_TASK PROMPT_. Look through the records below, and copy out every line that holds the string "title".

--- START ---

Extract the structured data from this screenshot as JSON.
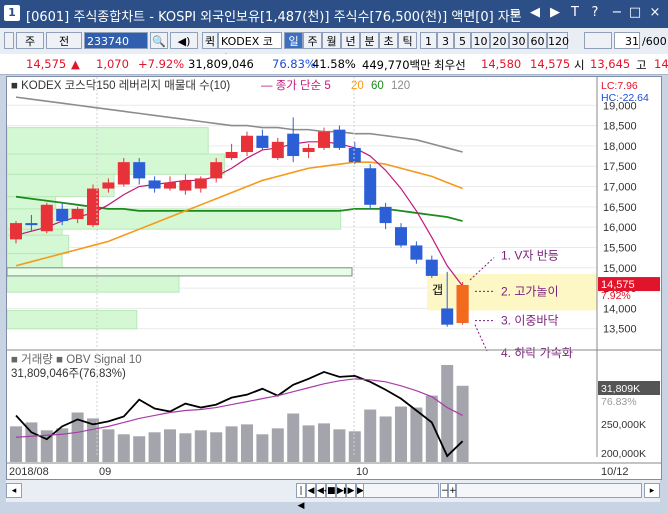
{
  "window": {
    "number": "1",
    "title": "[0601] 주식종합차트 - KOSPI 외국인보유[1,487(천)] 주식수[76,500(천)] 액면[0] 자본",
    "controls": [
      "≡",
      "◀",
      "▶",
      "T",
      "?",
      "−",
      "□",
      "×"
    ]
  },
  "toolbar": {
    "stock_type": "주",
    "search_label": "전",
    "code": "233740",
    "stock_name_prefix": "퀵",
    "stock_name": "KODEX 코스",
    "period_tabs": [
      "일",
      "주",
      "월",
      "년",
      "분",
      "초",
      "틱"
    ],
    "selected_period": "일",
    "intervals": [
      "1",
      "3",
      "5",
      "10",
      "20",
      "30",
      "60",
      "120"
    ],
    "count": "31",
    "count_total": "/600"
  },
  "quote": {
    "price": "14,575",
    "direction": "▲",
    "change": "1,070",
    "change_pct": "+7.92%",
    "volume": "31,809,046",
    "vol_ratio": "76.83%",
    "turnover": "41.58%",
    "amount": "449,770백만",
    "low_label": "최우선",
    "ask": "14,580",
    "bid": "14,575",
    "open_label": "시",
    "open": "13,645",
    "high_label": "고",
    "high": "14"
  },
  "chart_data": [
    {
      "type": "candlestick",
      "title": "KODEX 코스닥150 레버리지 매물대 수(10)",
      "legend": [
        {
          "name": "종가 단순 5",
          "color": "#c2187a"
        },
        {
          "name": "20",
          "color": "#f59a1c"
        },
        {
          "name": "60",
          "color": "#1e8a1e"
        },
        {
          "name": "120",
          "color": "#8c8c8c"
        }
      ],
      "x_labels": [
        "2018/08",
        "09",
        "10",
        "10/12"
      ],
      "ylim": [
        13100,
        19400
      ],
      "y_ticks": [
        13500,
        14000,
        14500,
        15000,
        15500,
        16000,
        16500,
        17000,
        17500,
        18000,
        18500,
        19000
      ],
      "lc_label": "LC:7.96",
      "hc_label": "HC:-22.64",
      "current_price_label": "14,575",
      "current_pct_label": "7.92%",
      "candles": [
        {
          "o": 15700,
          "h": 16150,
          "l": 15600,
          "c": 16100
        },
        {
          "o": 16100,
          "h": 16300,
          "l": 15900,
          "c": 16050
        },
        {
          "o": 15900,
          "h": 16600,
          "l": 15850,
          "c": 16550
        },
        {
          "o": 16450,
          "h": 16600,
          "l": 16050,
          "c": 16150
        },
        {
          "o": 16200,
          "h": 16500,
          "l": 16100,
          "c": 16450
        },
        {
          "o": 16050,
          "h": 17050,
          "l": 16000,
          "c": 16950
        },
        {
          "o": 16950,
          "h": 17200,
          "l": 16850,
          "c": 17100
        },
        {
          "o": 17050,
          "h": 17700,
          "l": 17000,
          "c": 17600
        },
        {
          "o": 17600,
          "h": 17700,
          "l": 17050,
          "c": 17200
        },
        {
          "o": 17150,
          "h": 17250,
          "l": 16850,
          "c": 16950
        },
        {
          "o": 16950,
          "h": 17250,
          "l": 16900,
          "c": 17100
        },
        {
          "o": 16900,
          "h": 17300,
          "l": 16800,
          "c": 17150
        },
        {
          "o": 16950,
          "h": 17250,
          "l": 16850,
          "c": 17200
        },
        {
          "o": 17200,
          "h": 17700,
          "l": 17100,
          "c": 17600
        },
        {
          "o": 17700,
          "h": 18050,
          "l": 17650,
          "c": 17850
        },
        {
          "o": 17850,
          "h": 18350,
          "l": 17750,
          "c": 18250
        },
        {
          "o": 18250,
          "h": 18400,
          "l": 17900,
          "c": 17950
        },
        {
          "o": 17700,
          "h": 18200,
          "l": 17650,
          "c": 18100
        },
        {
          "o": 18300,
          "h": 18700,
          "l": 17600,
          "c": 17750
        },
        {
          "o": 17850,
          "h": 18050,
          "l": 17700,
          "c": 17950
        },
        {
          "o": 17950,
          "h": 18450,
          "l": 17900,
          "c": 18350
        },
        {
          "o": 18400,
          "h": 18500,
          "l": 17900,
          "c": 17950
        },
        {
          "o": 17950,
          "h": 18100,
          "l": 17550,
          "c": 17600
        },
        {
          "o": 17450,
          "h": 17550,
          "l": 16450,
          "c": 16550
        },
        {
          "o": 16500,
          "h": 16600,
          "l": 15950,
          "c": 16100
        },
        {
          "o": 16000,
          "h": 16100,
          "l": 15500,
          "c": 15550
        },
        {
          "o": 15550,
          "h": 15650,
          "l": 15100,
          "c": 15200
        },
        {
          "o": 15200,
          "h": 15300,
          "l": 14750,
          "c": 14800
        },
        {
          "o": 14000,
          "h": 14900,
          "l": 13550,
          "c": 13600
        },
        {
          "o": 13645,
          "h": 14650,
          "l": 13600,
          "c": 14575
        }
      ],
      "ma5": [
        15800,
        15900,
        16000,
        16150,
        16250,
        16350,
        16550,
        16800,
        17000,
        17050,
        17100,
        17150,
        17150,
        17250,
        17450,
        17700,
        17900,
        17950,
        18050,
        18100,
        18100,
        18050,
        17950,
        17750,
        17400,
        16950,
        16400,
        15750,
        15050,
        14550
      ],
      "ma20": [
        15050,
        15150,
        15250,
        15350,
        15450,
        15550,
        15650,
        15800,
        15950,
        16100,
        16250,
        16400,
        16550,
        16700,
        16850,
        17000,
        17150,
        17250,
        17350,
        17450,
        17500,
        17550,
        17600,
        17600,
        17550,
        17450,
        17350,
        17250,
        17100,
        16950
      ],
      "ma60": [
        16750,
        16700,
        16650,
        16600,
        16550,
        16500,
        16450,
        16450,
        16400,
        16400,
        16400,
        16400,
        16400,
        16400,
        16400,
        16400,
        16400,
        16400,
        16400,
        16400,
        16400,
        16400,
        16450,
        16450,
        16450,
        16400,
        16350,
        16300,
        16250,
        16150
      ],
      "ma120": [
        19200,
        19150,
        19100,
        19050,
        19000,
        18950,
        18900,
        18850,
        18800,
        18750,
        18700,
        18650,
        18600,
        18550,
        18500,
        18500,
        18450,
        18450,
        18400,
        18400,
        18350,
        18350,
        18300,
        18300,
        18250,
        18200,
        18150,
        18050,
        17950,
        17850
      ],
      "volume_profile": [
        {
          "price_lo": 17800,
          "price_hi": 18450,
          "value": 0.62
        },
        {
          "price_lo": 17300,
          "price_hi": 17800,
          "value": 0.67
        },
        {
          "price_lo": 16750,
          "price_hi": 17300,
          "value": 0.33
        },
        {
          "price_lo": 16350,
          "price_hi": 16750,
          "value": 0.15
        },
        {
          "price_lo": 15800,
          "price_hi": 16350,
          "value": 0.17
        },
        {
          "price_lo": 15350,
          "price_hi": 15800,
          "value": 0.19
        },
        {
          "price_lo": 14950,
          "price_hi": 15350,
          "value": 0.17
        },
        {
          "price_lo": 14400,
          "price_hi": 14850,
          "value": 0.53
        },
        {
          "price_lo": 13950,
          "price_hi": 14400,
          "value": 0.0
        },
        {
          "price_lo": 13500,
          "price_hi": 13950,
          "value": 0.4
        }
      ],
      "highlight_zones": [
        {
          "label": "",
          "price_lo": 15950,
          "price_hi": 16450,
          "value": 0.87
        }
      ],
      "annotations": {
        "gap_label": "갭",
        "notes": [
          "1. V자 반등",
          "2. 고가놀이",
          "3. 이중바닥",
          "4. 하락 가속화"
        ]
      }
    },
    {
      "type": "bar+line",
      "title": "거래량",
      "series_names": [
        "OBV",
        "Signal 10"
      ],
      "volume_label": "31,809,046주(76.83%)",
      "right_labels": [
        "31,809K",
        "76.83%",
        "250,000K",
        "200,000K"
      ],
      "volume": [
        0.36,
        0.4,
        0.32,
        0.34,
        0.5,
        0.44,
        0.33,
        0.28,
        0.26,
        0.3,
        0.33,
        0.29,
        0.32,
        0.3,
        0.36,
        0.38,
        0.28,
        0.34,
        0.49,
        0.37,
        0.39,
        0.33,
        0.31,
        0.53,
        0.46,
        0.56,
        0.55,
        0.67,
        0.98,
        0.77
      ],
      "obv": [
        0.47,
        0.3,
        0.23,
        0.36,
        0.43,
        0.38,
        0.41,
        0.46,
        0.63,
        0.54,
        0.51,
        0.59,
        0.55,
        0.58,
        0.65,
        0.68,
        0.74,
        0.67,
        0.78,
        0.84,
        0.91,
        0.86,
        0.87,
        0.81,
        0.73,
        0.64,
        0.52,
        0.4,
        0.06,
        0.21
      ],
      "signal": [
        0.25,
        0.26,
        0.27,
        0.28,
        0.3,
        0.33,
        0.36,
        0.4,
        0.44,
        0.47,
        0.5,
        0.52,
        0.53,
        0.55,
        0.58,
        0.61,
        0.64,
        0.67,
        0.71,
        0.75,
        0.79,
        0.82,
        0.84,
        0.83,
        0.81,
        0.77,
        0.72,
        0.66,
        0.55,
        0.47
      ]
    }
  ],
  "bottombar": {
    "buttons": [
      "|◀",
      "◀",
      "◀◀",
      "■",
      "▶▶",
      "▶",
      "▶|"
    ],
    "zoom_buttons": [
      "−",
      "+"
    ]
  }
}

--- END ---
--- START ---

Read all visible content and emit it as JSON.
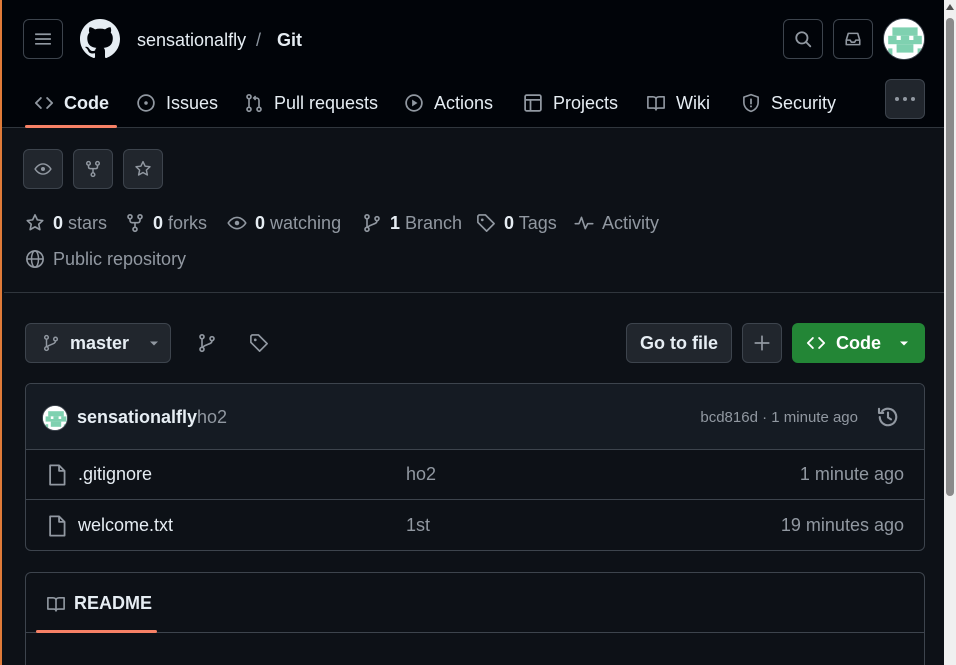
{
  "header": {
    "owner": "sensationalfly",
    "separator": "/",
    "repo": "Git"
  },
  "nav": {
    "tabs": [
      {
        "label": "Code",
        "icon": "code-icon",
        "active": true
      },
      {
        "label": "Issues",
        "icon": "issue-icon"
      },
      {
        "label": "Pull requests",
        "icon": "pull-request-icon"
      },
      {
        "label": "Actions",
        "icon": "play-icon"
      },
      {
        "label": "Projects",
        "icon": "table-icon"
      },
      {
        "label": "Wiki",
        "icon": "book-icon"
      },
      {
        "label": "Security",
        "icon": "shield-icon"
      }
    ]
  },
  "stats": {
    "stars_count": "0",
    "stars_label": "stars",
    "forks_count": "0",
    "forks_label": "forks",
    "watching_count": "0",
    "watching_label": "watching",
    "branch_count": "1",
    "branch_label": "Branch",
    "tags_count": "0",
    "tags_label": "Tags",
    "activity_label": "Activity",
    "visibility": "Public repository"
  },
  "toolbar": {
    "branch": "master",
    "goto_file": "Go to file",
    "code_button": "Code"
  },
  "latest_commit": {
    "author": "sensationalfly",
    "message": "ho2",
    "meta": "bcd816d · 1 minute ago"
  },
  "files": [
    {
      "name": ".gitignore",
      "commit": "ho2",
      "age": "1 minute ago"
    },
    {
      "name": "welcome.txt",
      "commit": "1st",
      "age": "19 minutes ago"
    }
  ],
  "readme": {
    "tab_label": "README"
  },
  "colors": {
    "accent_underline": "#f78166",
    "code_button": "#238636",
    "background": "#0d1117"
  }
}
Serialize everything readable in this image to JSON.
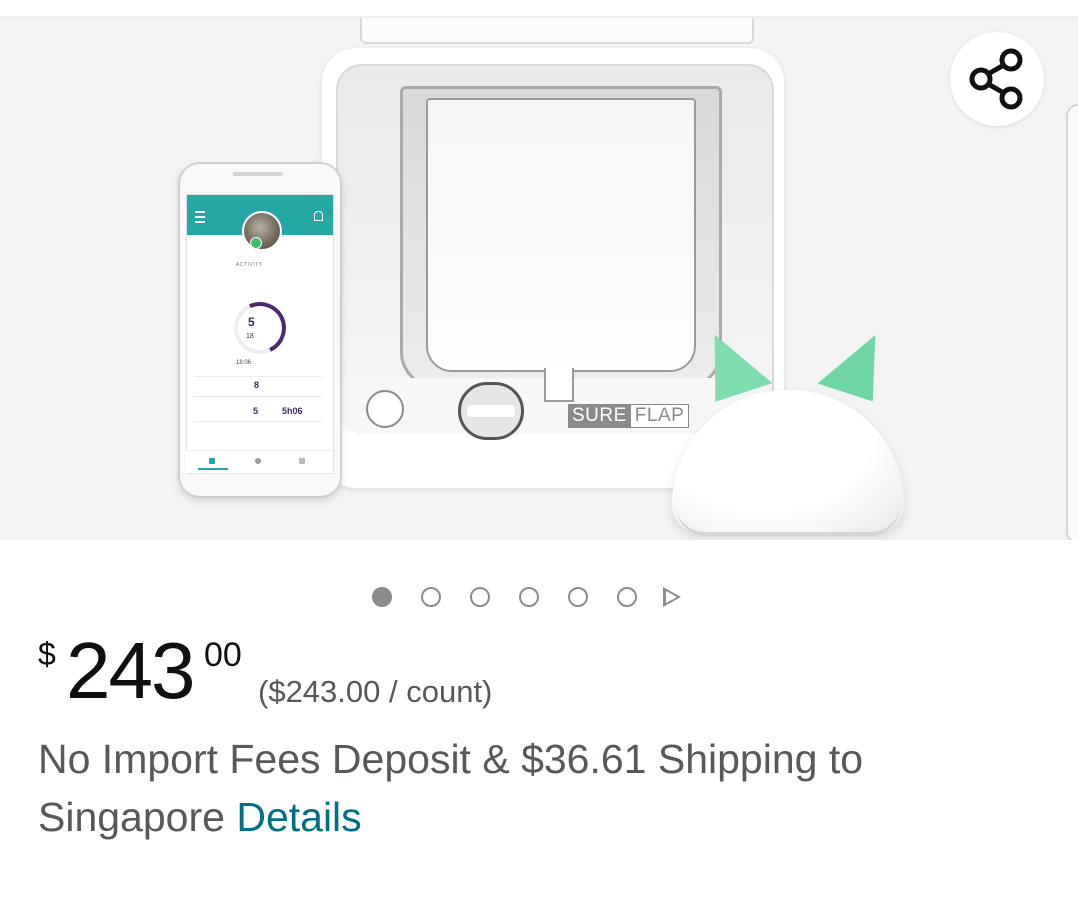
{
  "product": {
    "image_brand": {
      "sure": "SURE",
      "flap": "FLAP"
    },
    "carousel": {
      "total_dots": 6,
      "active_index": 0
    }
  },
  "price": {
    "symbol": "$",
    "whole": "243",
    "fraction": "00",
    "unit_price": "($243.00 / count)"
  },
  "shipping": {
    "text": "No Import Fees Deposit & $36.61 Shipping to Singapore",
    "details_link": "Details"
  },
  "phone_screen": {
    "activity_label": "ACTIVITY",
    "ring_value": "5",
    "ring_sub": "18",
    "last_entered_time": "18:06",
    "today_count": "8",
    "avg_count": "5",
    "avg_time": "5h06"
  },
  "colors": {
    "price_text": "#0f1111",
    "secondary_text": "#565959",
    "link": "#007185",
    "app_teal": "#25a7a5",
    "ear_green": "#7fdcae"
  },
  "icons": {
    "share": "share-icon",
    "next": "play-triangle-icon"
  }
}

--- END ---
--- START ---

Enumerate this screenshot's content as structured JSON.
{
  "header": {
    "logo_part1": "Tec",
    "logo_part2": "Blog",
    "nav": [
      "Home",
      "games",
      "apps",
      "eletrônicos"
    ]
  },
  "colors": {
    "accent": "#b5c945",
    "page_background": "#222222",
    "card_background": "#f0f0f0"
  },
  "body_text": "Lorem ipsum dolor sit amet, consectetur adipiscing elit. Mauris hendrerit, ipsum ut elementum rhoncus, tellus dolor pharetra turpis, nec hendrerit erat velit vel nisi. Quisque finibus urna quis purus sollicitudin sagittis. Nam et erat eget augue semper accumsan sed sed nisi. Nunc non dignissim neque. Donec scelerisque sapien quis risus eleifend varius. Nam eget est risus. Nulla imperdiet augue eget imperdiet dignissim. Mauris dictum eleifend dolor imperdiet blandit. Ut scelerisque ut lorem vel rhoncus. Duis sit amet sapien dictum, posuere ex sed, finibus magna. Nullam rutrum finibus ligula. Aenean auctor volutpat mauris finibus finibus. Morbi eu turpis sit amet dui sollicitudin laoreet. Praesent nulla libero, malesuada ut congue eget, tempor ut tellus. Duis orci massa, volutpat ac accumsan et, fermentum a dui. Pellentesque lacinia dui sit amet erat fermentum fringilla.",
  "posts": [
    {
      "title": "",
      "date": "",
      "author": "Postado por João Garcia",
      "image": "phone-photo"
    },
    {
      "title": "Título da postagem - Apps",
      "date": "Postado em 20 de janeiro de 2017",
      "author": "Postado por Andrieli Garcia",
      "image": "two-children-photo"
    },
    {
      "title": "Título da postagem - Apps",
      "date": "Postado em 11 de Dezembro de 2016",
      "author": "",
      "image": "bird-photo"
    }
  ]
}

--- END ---

_SOLUTION TO THE PROBLEM_.
    "title": "[0601] 주식종합차트 - KOSPI 외국인보유[1,487(천)] 주식수[76,500(천)] 액면[0] 자본",
      "title": "KODEX 코스닥150 레버리지 매물대 수(10)",
      "title": "거래량",
      "title": "",
      "title": "Título da postagem - Apps",
      "title": "Título da postagem - Apps",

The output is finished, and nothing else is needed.